Entries supplied —
━━━━━━━━━━

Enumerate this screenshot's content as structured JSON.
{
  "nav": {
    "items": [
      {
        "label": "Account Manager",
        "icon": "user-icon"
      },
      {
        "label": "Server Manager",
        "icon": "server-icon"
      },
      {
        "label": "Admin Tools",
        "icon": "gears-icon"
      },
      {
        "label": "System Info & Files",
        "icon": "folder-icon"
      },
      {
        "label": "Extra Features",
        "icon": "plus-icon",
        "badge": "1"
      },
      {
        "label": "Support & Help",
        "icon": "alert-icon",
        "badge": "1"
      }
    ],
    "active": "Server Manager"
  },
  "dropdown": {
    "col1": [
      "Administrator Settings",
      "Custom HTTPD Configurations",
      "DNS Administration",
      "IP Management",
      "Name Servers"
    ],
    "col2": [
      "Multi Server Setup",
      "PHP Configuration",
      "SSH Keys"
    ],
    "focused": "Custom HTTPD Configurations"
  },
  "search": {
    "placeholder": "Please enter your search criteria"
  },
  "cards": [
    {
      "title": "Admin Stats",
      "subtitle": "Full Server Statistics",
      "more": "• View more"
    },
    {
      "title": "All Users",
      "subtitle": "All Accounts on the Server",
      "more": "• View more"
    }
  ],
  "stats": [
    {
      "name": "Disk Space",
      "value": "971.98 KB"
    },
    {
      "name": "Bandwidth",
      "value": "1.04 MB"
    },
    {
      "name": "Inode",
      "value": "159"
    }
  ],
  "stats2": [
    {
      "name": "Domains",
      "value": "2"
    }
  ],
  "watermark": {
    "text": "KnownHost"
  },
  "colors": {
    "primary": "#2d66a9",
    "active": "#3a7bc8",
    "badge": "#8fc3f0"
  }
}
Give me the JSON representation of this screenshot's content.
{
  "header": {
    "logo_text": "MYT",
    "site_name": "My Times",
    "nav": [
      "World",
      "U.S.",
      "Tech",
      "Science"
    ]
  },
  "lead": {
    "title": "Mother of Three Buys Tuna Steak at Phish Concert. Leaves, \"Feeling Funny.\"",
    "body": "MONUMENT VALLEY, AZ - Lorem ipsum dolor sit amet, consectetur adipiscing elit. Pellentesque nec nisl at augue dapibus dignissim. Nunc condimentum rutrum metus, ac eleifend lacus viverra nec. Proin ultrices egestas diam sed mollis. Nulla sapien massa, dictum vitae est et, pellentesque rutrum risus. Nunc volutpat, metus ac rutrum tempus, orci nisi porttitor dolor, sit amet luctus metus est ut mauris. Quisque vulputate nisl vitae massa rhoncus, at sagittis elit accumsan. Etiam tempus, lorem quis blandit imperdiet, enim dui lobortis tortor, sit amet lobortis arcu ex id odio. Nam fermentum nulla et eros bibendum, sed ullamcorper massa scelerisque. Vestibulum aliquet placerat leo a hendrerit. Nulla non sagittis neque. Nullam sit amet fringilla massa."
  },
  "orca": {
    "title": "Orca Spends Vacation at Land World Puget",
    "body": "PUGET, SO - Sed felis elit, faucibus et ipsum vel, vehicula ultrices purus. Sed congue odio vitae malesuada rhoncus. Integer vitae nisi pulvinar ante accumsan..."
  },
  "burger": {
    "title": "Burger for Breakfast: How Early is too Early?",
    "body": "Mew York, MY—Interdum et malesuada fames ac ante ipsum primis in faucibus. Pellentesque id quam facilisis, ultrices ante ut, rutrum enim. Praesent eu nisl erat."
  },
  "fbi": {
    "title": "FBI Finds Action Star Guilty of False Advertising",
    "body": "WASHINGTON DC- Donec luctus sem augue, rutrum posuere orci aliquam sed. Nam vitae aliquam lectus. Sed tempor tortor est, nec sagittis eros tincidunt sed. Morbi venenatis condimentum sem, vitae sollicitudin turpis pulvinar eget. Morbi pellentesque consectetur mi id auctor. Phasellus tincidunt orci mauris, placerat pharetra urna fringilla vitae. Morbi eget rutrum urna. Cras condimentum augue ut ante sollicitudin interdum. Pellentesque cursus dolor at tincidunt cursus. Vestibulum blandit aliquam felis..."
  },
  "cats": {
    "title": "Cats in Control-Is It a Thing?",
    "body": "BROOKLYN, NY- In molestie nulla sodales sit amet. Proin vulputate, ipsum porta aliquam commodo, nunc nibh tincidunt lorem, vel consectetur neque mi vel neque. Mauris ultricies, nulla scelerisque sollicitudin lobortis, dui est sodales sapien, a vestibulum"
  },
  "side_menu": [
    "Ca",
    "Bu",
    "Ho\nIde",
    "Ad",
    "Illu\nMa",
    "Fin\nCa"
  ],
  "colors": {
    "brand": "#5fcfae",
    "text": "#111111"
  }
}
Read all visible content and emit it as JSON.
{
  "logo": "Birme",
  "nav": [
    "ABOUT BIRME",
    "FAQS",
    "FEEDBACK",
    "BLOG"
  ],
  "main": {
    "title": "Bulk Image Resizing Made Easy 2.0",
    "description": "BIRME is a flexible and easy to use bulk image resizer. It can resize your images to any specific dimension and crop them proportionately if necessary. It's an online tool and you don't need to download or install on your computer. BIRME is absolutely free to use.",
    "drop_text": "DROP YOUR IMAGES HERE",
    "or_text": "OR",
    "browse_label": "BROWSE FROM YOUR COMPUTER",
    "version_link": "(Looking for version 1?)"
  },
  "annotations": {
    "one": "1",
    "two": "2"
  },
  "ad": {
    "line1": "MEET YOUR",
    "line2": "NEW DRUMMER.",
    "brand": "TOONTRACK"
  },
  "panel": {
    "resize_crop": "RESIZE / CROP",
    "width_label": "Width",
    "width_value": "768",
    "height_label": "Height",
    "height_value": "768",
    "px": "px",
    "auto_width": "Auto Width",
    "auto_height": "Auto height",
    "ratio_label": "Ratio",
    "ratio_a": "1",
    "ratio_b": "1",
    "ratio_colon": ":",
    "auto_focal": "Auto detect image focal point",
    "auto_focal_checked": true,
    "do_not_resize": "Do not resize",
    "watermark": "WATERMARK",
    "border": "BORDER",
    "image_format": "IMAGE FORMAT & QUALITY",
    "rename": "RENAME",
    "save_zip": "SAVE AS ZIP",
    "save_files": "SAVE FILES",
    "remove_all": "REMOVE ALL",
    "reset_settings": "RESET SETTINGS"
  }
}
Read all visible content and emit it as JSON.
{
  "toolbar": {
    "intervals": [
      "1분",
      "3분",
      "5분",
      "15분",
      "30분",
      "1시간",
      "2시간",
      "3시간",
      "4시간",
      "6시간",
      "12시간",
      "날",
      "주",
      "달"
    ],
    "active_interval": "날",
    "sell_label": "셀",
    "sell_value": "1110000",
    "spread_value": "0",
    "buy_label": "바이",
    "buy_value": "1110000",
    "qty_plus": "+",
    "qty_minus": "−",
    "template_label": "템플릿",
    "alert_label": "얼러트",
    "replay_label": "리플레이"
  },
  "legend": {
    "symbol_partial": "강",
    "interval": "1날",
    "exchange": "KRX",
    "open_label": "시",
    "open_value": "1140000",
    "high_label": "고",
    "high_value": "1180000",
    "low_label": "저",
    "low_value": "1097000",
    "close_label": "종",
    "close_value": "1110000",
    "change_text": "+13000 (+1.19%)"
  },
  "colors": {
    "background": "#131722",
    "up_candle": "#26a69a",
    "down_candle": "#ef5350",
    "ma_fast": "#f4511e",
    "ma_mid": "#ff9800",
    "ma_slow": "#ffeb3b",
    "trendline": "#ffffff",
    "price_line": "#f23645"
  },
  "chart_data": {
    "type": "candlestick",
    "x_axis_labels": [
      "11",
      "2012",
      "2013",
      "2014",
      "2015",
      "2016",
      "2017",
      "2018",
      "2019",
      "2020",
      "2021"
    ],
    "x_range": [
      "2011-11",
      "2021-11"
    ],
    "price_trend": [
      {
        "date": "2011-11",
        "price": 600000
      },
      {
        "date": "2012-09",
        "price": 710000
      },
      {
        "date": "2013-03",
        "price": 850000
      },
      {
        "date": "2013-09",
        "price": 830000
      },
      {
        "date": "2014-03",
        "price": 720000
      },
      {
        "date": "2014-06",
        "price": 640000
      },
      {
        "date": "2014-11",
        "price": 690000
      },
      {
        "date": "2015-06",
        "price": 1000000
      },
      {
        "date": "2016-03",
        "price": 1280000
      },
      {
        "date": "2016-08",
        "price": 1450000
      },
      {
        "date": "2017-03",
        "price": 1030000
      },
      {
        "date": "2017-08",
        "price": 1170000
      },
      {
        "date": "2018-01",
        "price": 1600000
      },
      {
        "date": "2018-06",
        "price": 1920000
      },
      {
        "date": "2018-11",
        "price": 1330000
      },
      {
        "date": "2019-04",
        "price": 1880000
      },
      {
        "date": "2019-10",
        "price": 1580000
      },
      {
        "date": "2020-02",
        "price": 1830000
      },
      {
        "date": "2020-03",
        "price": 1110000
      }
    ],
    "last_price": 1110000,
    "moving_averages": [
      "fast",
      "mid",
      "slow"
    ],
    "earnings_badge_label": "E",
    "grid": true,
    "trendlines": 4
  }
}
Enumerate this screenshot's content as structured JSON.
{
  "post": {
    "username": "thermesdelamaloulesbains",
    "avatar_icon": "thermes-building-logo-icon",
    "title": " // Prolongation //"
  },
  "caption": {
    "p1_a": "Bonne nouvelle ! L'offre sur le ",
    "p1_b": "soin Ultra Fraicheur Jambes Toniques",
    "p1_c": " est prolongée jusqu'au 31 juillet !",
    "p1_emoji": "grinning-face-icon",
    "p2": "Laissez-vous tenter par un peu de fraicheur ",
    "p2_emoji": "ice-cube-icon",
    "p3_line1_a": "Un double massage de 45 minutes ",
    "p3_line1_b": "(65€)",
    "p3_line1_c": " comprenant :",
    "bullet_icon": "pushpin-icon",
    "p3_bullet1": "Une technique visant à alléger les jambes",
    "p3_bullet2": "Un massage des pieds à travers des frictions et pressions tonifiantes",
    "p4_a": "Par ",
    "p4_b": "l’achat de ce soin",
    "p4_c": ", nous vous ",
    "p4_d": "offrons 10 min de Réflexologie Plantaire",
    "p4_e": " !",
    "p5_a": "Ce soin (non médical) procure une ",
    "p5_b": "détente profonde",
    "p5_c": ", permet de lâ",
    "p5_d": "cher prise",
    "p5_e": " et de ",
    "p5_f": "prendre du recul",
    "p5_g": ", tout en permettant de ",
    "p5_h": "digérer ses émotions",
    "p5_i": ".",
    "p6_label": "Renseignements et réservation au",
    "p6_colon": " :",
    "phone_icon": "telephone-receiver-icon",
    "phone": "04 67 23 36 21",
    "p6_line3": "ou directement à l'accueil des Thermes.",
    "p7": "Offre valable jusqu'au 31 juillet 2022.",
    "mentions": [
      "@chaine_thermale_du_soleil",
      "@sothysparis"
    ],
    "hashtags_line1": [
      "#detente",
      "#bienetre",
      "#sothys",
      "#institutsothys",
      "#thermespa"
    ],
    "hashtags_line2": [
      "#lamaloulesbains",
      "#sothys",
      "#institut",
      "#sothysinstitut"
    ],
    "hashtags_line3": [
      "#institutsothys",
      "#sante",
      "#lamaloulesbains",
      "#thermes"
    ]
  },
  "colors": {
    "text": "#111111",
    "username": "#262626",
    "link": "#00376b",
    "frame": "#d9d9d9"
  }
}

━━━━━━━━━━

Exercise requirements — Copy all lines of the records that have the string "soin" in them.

Solved problem —
    "p1_b": "soin Ultra Fraicheur Jambes Toniques",
    "p4_b": "l’achat de ce soin",
    "p5_a": "Ce soin (non médical) procure une ",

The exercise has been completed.